WORK TO COMPLETE: Please return every line of the records that contains the word "Загрузка".

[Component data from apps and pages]
——

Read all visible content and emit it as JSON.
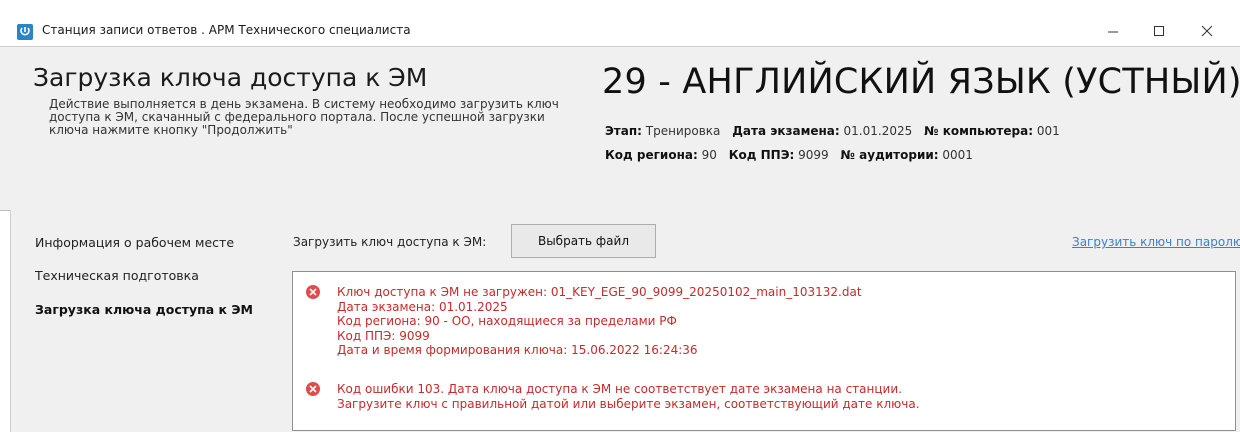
{
  "window": {
    "title": "Станция записи ответов . АРМ Технического специалиста"
  },
  "header": {
    "title": "Загрузка ключа доступа к ЭМ",
    "description": "Действие выполняется в день экзамена. В систему необходимо загрузить ключ доступа к ЭМ, скачанный с федерального портала. После успешной загрузки ключа нажмите кнопку \"Продолжить\"",
    "subject": "29 - АНГЛИЙСКИЙ ЯЗЫК (УСТНЫЙ)",
    "meta_row1": [
      {
        "label": "Этап:",
        "value": "Тренировка"
      },
      {
        "label": "Дата экзамена:",
        "value": "01.01.2025"
      },
      {
        "label": "№ компьютера:",
        "value": "001"
      }
    ],
    "meta_row2": [
      {
        "label": "Код региона:",
        "value": "90"
      },
      {
        "label": "Код ППЭ:",
        "value": "9099"
      },
      {
        "label": "№ аудитории:",
        "value": "0001"
      }
    ]
  },
  "sidebar": {
    "items": [
      {
        "label": "Информация о рабочем месте",
        "active": false
      },
      {
        "label": "Техническая подготовка",
        "active": false
      },
      {
        "label": "Загрузка ключа доступа к ЭМ",
        "active": true
      }
    ]
  },
  "main": {
    "load_label": "Загрузить ключ доступа к ЭМ:",
    "choose_file_button": "Выбрать файл",
    "password_link": "Загрузить ключ по паролю",
    "errors": [
      {
        "icon": "error-icon",
        "lines": [
          "Ключ доступа к ЭМ не загружен: 01_KEY_EGE_90_9099_20250102_main_103132.dat",
          "Дата экзамена: 01.01.2025",
          "Код региона: 90 - ОО, находящиеся за пределами РФ",
          "Код ППЭ: 9099",
          "Дата и время формирования ключа: 15.06.2022 16:24:36"
        ]
      },
      {
        "icon": "error-icon",
        "lines": [
          "Код ошибки 103. Дата ключа доступа к ЭМ не соответствует дате экзамена на станции.",
          "Загрузите ключ с правильной датой или выберите экзамен, соответствующий дате ключа."
        ]
      }
    ]
  },
  "colors": {
    "panel_bg": "#f0f0f0",
    "error_text": "#c42b2b",
    "error_icon": "#e04b4b",
    "link": "#3b7fd0",
    "app_icon": "#2a84c6"
  }
}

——

COMPLETED TASK:
    "title": "Загрузка ключа доступа к ЭМ",
        "label": "Загрузка ключа доступа к ЭМ",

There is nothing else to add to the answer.